Rouben Mamoulian and [color designer] Robert Edmond Jones have employed the new process in a deliberately stylized form, so that "Becky Sharp" becomes an animate procession of cunningly designed canvases. Some of the color combinations make excessive demands upon the eye. Many of them are as soothing as black and white. The most glaring technical fault, and it is a comparatively minor one, is the poor definition in the long shots, which convert faces into blurred masses….
The major problem, from the spectator's point of view, is the necessity for accustoming the eye to this new screen element in much the same way that we were obliged to accustom the ear to the first talkies. The psychological problem is to reduce this new and spectacular element to a position, in relation to the film as a whole, where color will impinge no more violently upon the basic photographic image than sound does today. This is chiefly a question of time and usage. At the moment it is impossible to view "Becky Sharp" without crowding the imagination so completely with color that the photoplay as a whole is almost meaningless. That is partly the fault of the production and partly the inevitable consequence of a phenomenon….
The real secret of the film resides not in the general feeling of dissatisfaction which the spectator suffers when he leaves the [theater], but in the active excitement which he experiences during its scenes. It is important and even necessary to judge the work in terms of its best—not its worst or even its average. "Becky Sharp" becomes prophetically significant, for example, in the magnificent color-dramatization of the British ball in Brussels on the eve of Waterloo.

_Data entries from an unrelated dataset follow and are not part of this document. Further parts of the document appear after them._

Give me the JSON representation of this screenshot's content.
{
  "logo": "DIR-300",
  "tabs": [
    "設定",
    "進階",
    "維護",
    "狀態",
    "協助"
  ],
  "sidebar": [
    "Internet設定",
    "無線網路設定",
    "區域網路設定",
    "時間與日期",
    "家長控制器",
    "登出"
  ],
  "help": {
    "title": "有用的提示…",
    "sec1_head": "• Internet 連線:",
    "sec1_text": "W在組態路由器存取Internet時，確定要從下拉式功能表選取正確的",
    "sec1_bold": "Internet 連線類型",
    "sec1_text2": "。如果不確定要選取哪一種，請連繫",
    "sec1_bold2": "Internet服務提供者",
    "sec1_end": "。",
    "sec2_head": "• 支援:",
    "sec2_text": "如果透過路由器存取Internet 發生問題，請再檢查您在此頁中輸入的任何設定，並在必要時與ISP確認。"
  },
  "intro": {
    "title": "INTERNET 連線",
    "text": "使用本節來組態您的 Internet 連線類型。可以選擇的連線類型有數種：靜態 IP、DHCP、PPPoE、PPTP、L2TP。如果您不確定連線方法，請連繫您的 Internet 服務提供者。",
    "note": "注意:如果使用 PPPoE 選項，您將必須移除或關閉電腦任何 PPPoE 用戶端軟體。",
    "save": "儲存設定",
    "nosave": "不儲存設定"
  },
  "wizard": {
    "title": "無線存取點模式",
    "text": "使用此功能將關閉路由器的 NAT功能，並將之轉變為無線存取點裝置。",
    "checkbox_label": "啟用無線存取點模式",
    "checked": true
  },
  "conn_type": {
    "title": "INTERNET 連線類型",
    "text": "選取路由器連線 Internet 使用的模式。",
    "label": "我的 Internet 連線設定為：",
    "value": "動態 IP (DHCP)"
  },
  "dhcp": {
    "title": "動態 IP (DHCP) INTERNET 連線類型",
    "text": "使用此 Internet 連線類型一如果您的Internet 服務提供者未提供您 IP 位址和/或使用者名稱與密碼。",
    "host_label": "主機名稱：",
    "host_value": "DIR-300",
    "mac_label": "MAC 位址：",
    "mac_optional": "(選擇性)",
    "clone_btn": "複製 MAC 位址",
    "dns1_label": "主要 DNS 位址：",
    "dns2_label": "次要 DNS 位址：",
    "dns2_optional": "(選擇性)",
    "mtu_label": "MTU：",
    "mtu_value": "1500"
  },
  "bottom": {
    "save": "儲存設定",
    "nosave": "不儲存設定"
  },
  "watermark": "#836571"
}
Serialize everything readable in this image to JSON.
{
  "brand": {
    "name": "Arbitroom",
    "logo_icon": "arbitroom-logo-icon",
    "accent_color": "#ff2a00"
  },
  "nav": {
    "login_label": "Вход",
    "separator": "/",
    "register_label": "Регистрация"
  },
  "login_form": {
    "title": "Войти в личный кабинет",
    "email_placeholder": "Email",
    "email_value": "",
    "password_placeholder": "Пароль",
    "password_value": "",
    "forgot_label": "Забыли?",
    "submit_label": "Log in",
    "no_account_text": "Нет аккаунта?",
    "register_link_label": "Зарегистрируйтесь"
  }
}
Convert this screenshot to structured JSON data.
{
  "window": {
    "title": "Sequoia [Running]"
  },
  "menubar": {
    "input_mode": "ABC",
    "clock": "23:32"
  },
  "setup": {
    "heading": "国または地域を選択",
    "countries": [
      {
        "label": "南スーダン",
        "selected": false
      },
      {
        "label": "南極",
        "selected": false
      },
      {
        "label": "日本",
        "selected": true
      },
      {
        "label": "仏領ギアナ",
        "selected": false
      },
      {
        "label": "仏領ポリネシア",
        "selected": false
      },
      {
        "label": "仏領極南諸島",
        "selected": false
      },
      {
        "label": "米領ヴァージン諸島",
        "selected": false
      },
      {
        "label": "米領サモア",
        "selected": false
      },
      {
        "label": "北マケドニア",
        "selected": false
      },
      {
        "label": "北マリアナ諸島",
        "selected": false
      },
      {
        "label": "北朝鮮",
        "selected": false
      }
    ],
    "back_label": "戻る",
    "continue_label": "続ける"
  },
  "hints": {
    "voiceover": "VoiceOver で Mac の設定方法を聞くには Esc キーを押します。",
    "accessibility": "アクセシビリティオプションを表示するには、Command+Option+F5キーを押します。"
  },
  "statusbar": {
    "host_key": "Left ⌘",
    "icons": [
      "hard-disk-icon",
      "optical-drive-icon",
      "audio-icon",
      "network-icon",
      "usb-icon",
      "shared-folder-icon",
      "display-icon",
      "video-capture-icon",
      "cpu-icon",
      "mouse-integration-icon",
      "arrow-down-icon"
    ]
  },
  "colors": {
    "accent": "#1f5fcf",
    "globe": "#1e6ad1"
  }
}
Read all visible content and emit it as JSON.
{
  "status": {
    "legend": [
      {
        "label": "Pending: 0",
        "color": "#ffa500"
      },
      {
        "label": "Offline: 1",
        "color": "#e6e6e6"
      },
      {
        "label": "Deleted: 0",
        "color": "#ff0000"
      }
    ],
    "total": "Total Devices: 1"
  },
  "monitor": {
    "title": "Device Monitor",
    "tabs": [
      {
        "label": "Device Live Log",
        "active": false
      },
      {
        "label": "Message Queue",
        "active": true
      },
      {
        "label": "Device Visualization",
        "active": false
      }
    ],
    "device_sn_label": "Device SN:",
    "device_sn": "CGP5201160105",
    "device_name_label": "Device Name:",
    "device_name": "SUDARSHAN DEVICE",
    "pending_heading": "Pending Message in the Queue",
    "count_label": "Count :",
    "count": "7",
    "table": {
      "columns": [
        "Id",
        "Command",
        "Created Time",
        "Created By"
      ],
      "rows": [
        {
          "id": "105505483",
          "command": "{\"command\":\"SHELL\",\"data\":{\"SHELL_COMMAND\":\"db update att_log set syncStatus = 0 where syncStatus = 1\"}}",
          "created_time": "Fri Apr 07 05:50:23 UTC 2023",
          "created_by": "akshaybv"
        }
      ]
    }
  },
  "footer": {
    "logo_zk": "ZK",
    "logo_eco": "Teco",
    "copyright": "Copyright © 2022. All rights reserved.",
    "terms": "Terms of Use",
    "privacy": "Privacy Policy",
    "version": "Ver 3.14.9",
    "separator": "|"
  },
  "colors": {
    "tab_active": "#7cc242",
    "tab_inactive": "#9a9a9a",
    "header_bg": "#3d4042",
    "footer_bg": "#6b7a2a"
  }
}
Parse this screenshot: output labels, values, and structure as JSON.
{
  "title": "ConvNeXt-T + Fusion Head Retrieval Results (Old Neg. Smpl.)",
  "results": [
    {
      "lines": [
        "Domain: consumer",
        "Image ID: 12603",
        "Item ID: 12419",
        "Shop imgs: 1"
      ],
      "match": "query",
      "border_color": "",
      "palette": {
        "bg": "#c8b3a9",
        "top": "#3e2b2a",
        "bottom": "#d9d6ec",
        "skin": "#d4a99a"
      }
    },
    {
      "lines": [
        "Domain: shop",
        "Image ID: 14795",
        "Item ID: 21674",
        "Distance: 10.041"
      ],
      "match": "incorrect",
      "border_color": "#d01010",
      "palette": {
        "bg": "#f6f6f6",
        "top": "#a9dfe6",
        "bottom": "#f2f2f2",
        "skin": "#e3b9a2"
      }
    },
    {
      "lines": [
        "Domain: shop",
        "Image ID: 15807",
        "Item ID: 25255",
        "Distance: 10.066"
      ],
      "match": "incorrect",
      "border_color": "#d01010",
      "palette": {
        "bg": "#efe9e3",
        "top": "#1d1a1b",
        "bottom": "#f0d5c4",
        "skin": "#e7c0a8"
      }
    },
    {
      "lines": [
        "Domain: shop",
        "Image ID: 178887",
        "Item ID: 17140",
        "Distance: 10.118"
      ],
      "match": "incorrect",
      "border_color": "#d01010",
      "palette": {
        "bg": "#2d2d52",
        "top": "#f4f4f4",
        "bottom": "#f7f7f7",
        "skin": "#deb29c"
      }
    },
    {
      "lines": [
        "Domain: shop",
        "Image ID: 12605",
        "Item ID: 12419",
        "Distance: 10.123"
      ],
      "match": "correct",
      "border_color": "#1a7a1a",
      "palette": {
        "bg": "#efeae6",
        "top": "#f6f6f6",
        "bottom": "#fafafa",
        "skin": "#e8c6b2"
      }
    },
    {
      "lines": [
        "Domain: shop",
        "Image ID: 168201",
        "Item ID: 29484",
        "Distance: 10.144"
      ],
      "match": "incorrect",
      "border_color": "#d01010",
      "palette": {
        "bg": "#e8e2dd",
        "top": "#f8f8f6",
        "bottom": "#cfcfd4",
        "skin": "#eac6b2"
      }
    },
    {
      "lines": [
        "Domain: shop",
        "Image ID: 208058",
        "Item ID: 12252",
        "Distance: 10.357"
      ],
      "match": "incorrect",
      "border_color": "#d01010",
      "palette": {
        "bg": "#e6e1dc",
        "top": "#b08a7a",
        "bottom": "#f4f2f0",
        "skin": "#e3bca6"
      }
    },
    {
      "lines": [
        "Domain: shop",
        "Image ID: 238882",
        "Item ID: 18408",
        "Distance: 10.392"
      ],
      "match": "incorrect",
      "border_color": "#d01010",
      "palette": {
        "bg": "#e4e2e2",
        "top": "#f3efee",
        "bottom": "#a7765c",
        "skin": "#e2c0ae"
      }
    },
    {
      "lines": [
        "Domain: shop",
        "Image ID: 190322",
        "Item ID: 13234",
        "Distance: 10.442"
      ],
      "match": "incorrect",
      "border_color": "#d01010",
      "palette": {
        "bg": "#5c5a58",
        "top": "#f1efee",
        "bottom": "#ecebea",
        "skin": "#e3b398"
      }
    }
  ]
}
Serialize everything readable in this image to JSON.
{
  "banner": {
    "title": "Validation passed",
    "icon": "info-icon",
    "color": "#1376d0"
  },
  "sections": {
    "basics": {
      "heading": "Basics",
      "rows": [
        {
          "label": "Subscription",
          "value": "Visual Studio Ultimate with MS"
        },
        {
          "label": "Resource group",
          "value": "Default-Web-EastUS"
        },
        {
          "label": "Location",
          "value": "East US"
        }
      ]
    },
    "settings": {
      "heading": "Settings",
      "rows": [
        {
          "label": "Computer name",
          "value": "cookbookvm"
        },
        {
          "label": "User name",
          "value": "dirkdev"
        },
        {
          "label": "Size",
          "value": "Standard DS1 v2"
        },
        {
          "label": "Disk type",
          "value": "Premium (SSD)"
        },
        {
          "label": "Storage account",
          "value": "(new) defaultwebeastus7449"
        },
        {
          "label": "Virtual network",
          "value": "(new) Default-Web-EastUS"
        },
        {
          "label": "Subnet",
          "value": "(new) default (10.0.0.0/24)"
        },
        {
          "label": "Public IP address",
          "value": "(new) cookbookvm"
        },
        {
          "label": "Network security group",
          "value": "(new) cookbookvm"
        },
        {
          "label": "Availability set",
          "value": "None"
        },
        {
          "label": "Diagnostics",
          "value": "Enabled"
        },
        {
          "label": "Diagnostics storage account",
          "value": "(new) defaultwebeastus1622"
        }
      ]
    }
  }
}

Here the Messrs. Mamoulian and Jones have accomplished the miracle of using color as a constructive dramatic device, of using it for such peculiarly original emotional effects that it would be almost impossible to visualize the same scene in conventional black and white. From the pastel serenity of the opening scenes at the ball, the color deepens into somber hues as the rumble of Napoleon's cannon is heard in the ballroom. Thenceforward it mounts in excitement as pandemonium seizes the dancers, until at last the blues, greens and scarlets of the running officers have become an active contributing factor in the overwhelming climax of sound and photography.
If this review seems completely out of focus, it is because the film is so much more significant as an experiment in the advanced use of color than as a straightforward dramatic entertainment. Based upon Langdon Mitchell's old dramatization of "Vanity Fair," it is gravely defective. Ordinarily Mr. Mamoulian is a master of filmic mobility, but here his experimental preoccupation with color becomes an obstacle to his usual fluid style of screen narration. Thus a great deal of "Becky Sharp" seems static and land-locked, an unvarying procession of long shots, medium shots and close-ups. It is endlessly talkative, as well, which is equally a departure from Mr. Mamoulian's ordinary style.
Perhaps it was inevitable that Thackeray's classic tale of the ambitious Becky and her spangled career in English society would be reduced on the screen to a halting and episodic narrative. But the film is unconscionably jerky in its development and achieves only a minor success in capturing the spirit of the original. In many of the screened episodes, Thackeray's satirical portraits come perilously close to burlesque, and they barge over the line in several places….
But one thing is certain about "Becky Sharp." Its best is so good that it becomes a prophecy of the future of color on the screen. It forced this column to the conclusion that color will become an integral motion picture element in the next few years.
Andre Sennwald, "The Radio City Music Hall Presents 'Becky Sharp,' the First Full-Length Three-Color Photoplay," in The New York Times (© 1935 by The New York Times Company; reprinted by permission), June 14, 1935, p. 27.